And wasn’t the state bearing down on communists, too? Weren’t communists being fired and hounded on the basis that they were “security risks”? The CPUSA actually went underground during periods in which the leaders feared fascism was imminent.

It is important to remember that the CPUSA did have real security concerns—all communists did at that time. But the party’s stance that prohibited gay and lesbian members can’t be justified on that basis. The CP officially barred gay and lesbian members from joining, putting it on a political basis: that homosexuality was a result of the degeneracy of a decadent capitalist system.

This position flew in the face of the revolutionary leadership of Lenin and the early Bolshevik Party in Russia. Within weeks after the 1917 seizure of state power by workers and peasants, the Bolsheviks had removed the czarist anti-gay law that had made same-sex love vulnerable to state repression. They explained that this was a political action to tear down the walls dividing homosexuals from the rest of society.

It was an amazingly bold step for the new workers’ state to take—one far in advance of anywhere else in the world at the time. And this advance was made not in a country with a long history of bourgeois enlightenment, but in one recently emerged from feudalism and medieval authoritarianism.

By the time the Communist Party had been firmly established in the United States, however, it took its outlook on homosexuality from the regressive re-criminalization of homosexuality that emerged in the Soviet Union under Stalin’s leadership. As imperialism continued to surround and isolate and menace the workers’ state, making it harder to build socialism, the grouping that took over the leadership after Lenin’s death retreated from earlier revolutionary positions on many social issues.

Marx stressed that, since the partitioning of society into exploiting and exploited classes, the dominant ideas of any epoch have been the ideas of the owning classes. The bureaucracy Stalin came to personify in the USSR was not a new owning class. But its growth reflected the problems arising from the preponderance of capitalism on a world scale. These problems derived not from an inherent weakness in a socialist, planned economy itself, but from not enough socialism.

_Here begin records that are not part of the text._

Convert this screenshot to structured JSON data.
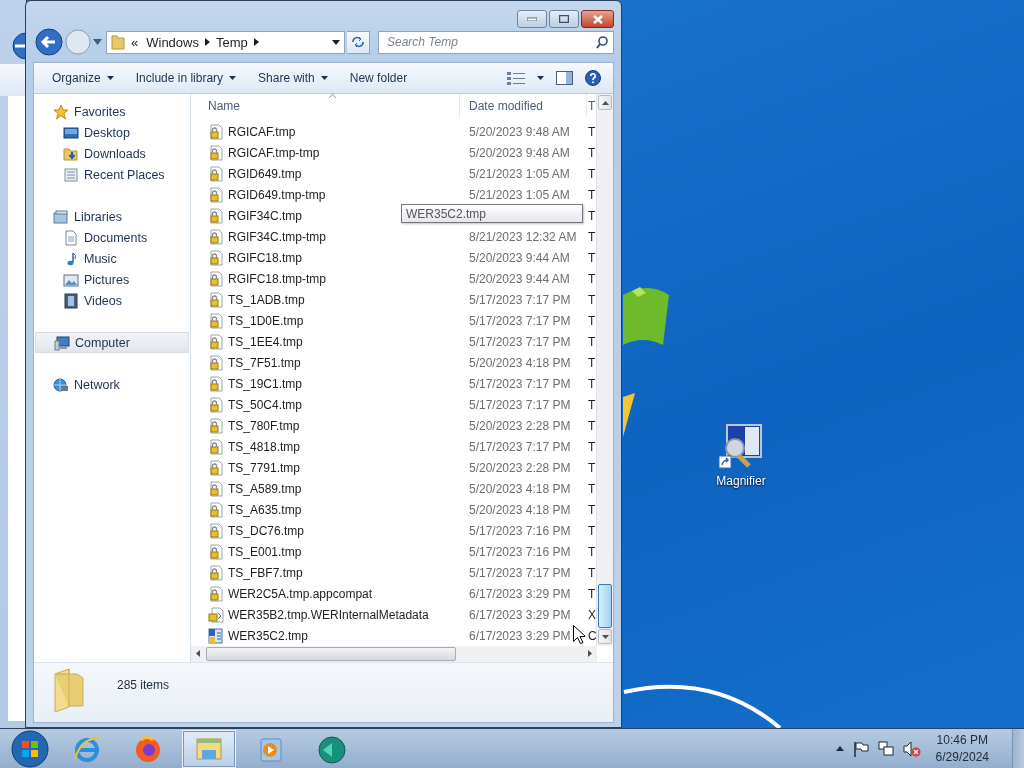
{
  "explorer": {
    "address": {
      "overflow": "«",
      "crumbs": [
        "Windows",
        "Temp"
      ]
    },
    "search": {
      "placeholder": "Search Temp"
    },
    "toolbar": [
      {
        "label": "Organize",
        "dropdown": true
      },
      {
        "label": "Include in library",
        "dropdown": true
      },
      {
        "label": "Share with",
        "dropdown": true
      },
      {
        "label": "New folder",
        "dropdown": false
      }
    ],
    "navigation": [
      {
        "kind": "star",
        "label": "Favorites",
        "selected": false,
        "children": [
          {
            "kind": "desktop",
            "label": "Desktop",
            "selected": false
          },
          {
            "kind": "downloads",
            "label": "Downloads",
            "selected": false
          },
          {
            "kind": "recent",
            "label": "Recent Places",
            "selected": false
          }
        ]
      },
      {
        "kind": "library",
        "label": "Libraries",
        "selected": false,
        "children": [
          {
            "kind": "documents",
            "label": "Documents",
            "selected": false
          },
          {
            "kind": "music",
            "label": "Music",
            "selected": false
          },
          {
            "kind": "pictures",
            "label": "Pictures",
            "selected": false
          },
          {
            "kind": "videos",
            "label": "Videos",
            "selected": false
          }
        ]
      },
      {
        "kind": "computer",
        "label": "Computer",
        "selected": true
      },
      {
        "kind": "network",
        "label": "Network",
        "selected": false
      }
    ],
    "file_list": {
      "columns": [
        "Name",
        "Date modified",
        "T"
      ],
      "rows": [
        {
          "kind": "locked",
          "name": "RGICAF.tmp",
          "date": "5/20/2023 9:48 AM",
          "column_3": "T",
          "selected": false
        },
        {
          "kind": "locked",
          "name": "RGICAF.tmp-tmp",
          "date": "5/20/2023 9:48 AM",
          "column_3": "T",
          "selected": false
        },
        {
          "kind": "locked",
          "name": "RGID649.tmp",
          "date": "5/21/2023 1:05 AM",
          "column_3": "T",
          "selected": false
        },
        {
          "kind": "locked",
          "name": "RGID649.tmp-tmp",
          "date": "5/21/2023 1:05 AM",
          "column_3": "T",
          "selected": false
        },
        {
          "kind": "locked",
          "name": "RGIF34C.tmp",
          "column_3": "T",
          "selected": false
        },
        {
          "kind": "locked",
          "name": "RGIF34C.tmp-tmp",
          "date": "8/21/2023 12:32 AM",
          "column_3": "T",
          "selected": false
        },
        {
          "kind": "locked",
          "name": "RGIFC18.tmp",
          "date": "5/20/2023 9:44 AM",
          "column_3": "T",
          "selected": false
        },
        {
          "kind": "locked",
          "name": "RGIFC18.tmp-tmp",
          "date": "5/20/2023 9:44 AM",
          "column_3": "T",
          "selected": false
        },
        {
          "kind": "locked",
          "name": "TS_1ADB.tmp",
          "date": "5/17/2023 7:17 PM",
          "column_3": "T",
          "selected": false
        },
        {
          "kind": "locked",
          "name": "TS_1D0E.tmp",
          "date": "5/17/2023 7:17 PM",
          "column_3": "T",
          "selected": false
        },
        {
          "kind": "locked",
          "name": "TS_1EE4.tmp",
          "date": "5/17/2023 7:17 PM",
          "column_3": "T",
          "selected": false
        },
        {
          "kind": "locked",
          "name": "TS_7F51.tmp",
          "date": "5/20/2023 4:18 PM",
          "column_3": "T",
          "selected": false
        },
        {
          "kind": "locked",
          "name": "TS_19C1.tmp",
          "date": "5/17/2023 7:17 PM",
          "column_3": "T",
          "selected": false
        },
        {
          "kind": "locked",
          "name": "TS_50C4.tmp",
          "date": "5/17/2023 7:17 PM",
          "column_3": "T",
          "selected": false
        },
        {
          "kind": "locked",
          "name": "TS_780F.tmp",
          "date": "5/20/2023 2:28 PM",
          "column_3": "T",
          "selected": false
        },
        {
          "kind": "locked",
          "name": "TS_4818.tmp",
          "date": "5/17/2023 7:17 PM",
          "column_3": "T",
          "selected": false
        },
        {
          "kind": "locked",
          "name": "TS_7791.tmp",
          "date": "5/20/2023 2:28 PM",
          "column_3": "T",
          "selected": false
        },
        {
          "kind": "locked",
          "name": "TS_A589.tmp",
          "date": "5/20/2023 4:18 PM",
          "column_3": "T",
          "selected": false
        },
        {
          "kind": "locked",
          "name": "TS_A635.tmp",
          "date": "5/20/2023 4:18 PM",
          "column_3": "T",
          "selected": false
        },
        {
          "kind": "locked",
          "name": "TS_DC76.tmp",
          "date": "5/17/2023 7:16 PM",
          "column_3": "T",
          "selected": false
        },
        {
          "kind": "locked",
          "name": "TS_E001.tmp",
          "date": "5/17/2023 7:16 PM",
          "column_3": "T",
          "selected": false
        },
        {
          "kind": "locked",
          "name": "TS_FBF7.tmp",
          "date": "5/17/2023 7:17 PM",
          "column_3": "T",
          "selected": false
        },
        {
          "kind": "locked",
          "name": "WER2C5A.tmp.appcompat",
          "date": "6/17/2023 3:29 PM",
          "column_3": "T",
          "selected": false
        },
        {
          "kind": "metadata",
          "name": "WER35B2.tmp.WERInternalMetadata",
          "date": "6/17/2023 3:29 PM",
          "column_3": "X",
          "selected": false
        },
        {
          "kind": "report",
          "name": "WER35C2.tmp",
          "date": "6/17/2023 3:29 PM",
          "column_3": "C",
          "selected": false
        }
      ]
    },
    "tooltip": {
      "text": "WER35C2.tmp"
    },
    "status": {
      "item_count": "285 items"
    }
  },
  "desktop_icons": [
    {
      "label": "Magnifier"
    }
  ],
  "taskbar": {
    "buttons": [
      {
        "kind": "ie",
        "active": false
      },
      {
        "kind": "firefox",
        "active": false
      },
      {
        "kind": "explorer",
        "active": true
      },
      {
        "kind": "media",
        "active": false
      },
      {
        "kind": "teal",
        "active": false
      }
    ],
    "clock": {
      "time": "10:46 PM",
      "date": "6/29/2024"
    }
  }
}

Under the weight of imperialist pressures and lack of material resources, old divisive prejudices—learned like habits over centuries of life under feudalism and capitalism—crept back in.

In the U.S. during the Cold War, the inability of the CPUSA to take a revolutionary position on same-sex love weakened the communist movement. The capitalist class here seized the opportunity to gay-bait communists and to subversive-bait homosexuals as primary weapons in the Cold War.

‘Lifelong friend of the people’

It says a lot about Hay’s character and his commitment to the struggle for a communist future that he put the party ahead of his own life’s struggle. But his attempt to justify his organization’s position on the basis of security really only illuminates how hard it was for him to face the fact that he had to leave the party in order to organize a movement against same-sex oppression and state repression.

The CPUSA leadership didn’t take lightly the loss of Harry Hay, a party educator and theoretician.

Sherman described Hay’s coming out as a gay man to her as “less a shock than an eye-opener,” because it made her think about homosexuality in political terms for the first time.

Timmons explained, “She added that the manner in which he handled it posed a challenge to the Party. For a respected, valued Party member to make such a declaration was ‘something new,’ she said. ‘Nobody knew how to handle it.’”

The paperwork regarding Hay’s membership was taken up on county, state and national levels of the CPUSA before a decision was made.

Hay concluded, “They rejected ‘expulsion,’ and, in honor of my 18 years as a member and 10 years as a teacher and cultural innovator dropped me as ‘a security risk,’” but they added that he would be considered “a life-long friend of the people.” (”Gay American History”)

The CPUSA lost a committed communist from its ranks. And the work that Hay was setting out to accomplish in building a movement for same-sex emancipation, and developing a historical and theoretical understanding of the roots of this form of oppression, had to take place outside the Communist Party.

Next: ‘We had no words!’